--- START ---

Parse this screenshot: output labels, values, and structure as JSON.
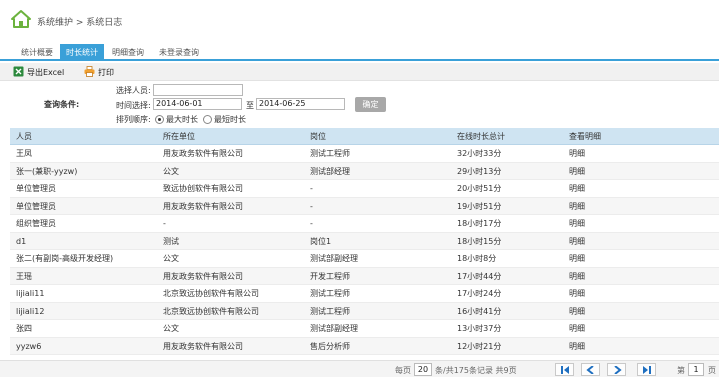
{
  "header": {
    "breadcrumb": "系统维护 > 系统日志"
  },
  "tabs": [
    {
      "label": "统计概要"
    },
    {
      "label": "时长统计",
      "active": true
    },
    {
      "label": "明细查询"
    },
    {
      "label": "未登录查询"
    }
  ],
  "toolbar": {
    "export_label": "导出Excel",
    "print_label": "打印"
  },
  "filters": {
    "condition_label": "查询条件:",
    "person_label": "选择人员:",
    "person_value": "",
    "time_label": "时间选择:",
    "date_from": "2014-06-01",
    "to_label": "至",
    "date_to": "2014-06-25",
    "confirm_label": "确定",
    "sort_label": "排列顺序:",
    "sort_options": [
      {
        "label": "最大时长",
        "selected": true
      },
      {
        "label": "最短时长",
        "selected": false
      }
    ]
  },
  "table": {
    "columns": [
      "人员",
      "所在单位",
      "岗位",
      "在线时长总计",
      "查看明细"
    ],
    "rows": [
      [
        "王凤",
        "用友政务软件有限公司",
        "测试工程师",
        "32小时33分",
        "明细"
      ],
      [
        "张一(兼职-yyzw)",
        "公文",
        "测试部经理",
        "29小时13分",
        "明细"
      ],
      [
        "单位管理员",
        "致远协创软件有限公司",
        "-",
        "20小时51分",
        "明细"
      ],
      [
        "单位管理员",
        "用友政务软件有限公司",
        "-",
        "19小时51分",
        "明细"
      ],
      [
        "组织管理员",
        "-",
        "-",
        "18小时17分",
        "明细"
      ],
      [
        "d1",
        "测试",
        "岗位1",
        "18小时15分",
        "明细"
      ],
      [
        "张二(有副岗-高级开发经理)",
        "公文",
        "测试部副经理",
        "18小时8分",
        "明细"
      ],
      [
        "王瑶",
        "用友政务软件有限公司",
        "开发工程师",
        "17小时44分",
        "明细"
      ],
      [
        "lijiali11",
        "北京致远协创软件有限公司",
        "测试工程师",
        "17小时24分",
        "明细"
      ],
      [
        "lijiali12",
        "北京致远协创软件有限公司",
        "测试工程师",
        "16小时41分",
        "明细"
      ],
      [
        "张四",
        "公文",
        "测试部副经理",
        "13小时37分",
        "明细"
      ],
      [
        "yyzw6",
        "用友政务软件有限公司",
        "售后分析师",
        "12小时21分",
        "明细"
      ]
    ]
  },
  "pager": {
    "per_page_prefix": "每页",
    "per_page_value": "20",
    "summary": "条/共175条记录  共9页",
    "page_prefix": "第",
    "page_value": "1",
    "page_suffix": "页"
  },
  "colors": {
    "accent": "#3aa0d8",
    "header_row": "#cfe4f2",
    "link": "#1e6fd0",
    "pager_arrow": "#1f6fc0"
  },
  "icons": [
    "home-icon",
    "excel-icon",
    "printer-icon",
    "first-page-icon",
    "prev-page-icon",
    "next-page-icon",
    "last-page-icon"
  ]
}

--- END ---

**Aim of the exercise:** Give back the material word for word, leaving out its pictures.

**Solved exercise:**
Parse this screenshot: output labels, values, and structure as JSON.
{
  "header": {
    "breadcrumb": "系统维护 > 系统日志"
  },
  "tabs": [
    {
      "label": "统计概要"
    },
    {
      "label": "时长统计",
      "active": true
    },
    {
      "label": "明细查询"
    },
    {
      "label": "未登录查询"
    }
  ],
  "toolbar": {
    "export_label": "导出Excel",
    "print_label": "打印"
  },
  "filters": {
    "condition_label": "查询条件:",
    "person_label": "选择人员:",
    "person_value": "",
    "time_label": "时间选择:",
    "date_from": "2014-06-01",
    "to_label": "至",
    "date_to": "2014-06-25",
    "confirm_label": "确定",
    "sort_label": "排列顺序:",
    "sort_options": [
      {
        "label": "最大时长",
        "selected": true
      },
      {
        "label": "最短时长",
        "selected": false
      }
    ]
  },
  "table": {
    "columns": [
      "人员",
      "所在单位",
      "岗位",
      "在线时长总计",
      "查看明细"
    ],
    "rows": [
      [
        "王凤",
        "用友政务软件有限公司",
        "测试工程师",
        "32小时33分",
        "明细"
      ],
      [
        "张一(兼职-yyzw)",
        "公文",
        "测试部经理",
        "29小时13分",
        "明细"
      ],
      [
        "单位管理员",
        "致远协创软件有限公司",
        "-",
        "20小时51分",
        "明细"
      ],
      [
        "单位管理员",
        "用友政务软件有限公司",
        "-",
        "19小时51分",
        "明细"
      ],
      [
        "组织管理员",
        "-",
        "-",
        "18小时17分",
        "明细"
      ],
      [
        "d1",
        "测试",
        "岗位1",
        "18小时15分",
        "明细"
      ],
      [
        "张二(有副岗-高级开发经理)",
        "公文",
        "测试部副经理",
        "18小时8分",
        "明细"
      ],
      [
        "王瑶",
        "用友政务软件有限公司",
        "开发工程师",
        "17小时44分",
        "明细"
      ],
      [
        "lijiali11",
        "北京致远协创软件有限公司",
        "测试工程师",
        "17小时24分",
        "明细"
      ],
      [
        "lijiali12",
        "北京致远协创软件有限公司",
        "测试工程师",
        "16小时41分",
        "明细"
      ],
      [
        "张四",
        "公文",
        "测试部副经理",
        "13小时37分",
        "明细"
      ],
      [
        "yyzw6",
        "用友政务软件有限公司",
        "售后分析师",
        "12小时21分",
        "明细"
      ]
    ]
  },
  "pager": {
    "per_page_prefix": "每页",
    "per_page_value": "20",
    "summary": "条/共175条记录  共9页",
    "page_prefix": "第",
    "page_value": "1",
    "page_suffix": "页"
  },
  "colors": {
    "accent": "#3aa0d8",
    "header_row": "#cfe4f2",
    "link": "#1e6fd0",
    "pager_arrow": "#1f6fc0"
  },
  "icons": [
    "home-icon",
    "excel-icon",
    "printer-icon",
    "first-page-icon",
    "prev-page-icon",
    "next-page-icon",
    "last-page-icon"
  ]
}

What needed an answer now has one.